are different, with their left hand steering, floor accelerator pedals, one of
Higgins trade marks and often time with their shift levers on the columns just
as you would find in an automobile.
click for larger image
most of the wooden pleasure craft of the 1940’s and fifties, Higgins used Gray
Marine and Chrysler engines in their boats from the four cylinders up to
the straight eights and in later years the V8 engines.
Higgins Sport Speedster, Deluxe Sport Speedster, Deluxe Runabout, Utility, Higgins Convertible Deluxe, Higgins Magnum, Mandalay, Port Royal are all just some of the names given to Higgins boats.
pleasure craft where designed to be trailered, light enough, but heavy enough to
endure as long as long as any other wooden boat of their time.
A lot of Higgins boats where used in Water Ski Schools, such as the Frank
Morse Water Ski School in Sunapee New Hampshire, Cypress Gardens, and as
mail boats on some of the Great Lakes.
pleasure craft ranged in size from twelve, seventeen, eighteen, nineteen,
twenty-three, twenty-six and on up into the the cruiser size of forty six

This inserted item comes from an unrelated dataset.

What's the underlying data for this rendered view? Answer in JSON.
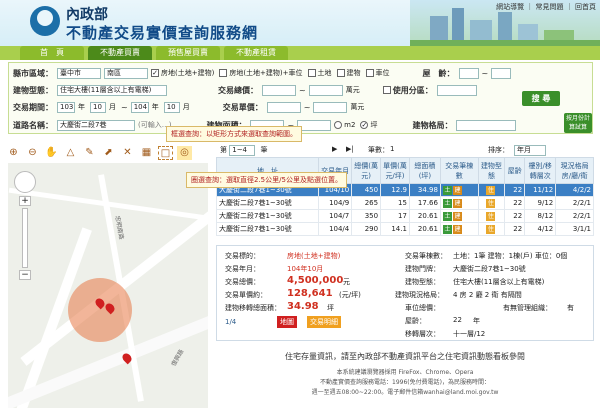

pleasure craft mostly where all painted white with either red or blue decks,
some decks where varnished depending on what the customer wanted, most had
varnished transoms and a great looking interior. The famous Higgins design
racing stripe or two white bands inside of a solid color band was used for many
years as a trademark.
so few of the Higgins pleasure craft left, if you own one consider yourself
lucky, they drive different, they look different, they are beautifully designed
and well thought out, not just a cheap plywood boat put together, but one that
was built by the many hands that also built the landing craft and PT boats
during the war.
Dr. Stephen Ambrose (Eisenhower’s official biographer) was once told by President Eisenhower that without Higgins boats, “D-Day might have never been possible”.
my first experience of restoring an old Higgins wooden boat in a borrowed
friends garage, ten years ago, to now turning the key and looking back at the
American flag blowing in the wind over the stern, I cannot say enough of my
appreciation for Higgins industries, the men and women
that built these boats, but mainly for the men that went ashore at Normandy,
Omaha, Juno, in these boats to make America what it is today…..Free.
Boats, They Could, “They Wood” They Did!
Classic Boat Association
Higgins Classic Boat Association is a group of Higgins pleasure craft owners
dedicated to the preservation and restoration of Higgins boats from around the
We recently had our first meeting in New Orleans, Louisiana with over 35 members from across the United States and Canada attending, with honored special guest, Skip Higgins, (grandson of Andrew Higgins) Dawn Higgins Murphy (daughter of Andrew J. Higgins) Bob Murphy, Mary Miles Higgins Walker, in attendance.
encourage you to visit the National D-Day Museum in New Orleans, Louisiana to
view an actual Higgins Landing Craft along with several rooms dedicated to
more information concerning the military side of Higgins Industries you may
visit the Higgins Boat Project located at www.higginsboatproject.org
National D-Day Museum located at:
more information concerning Higgins Pleasure craft
may visit the Higgins Classic boat Association
at www.higginsclassicboats.com or email us at
David Thomas\Higgins Classic Boat Association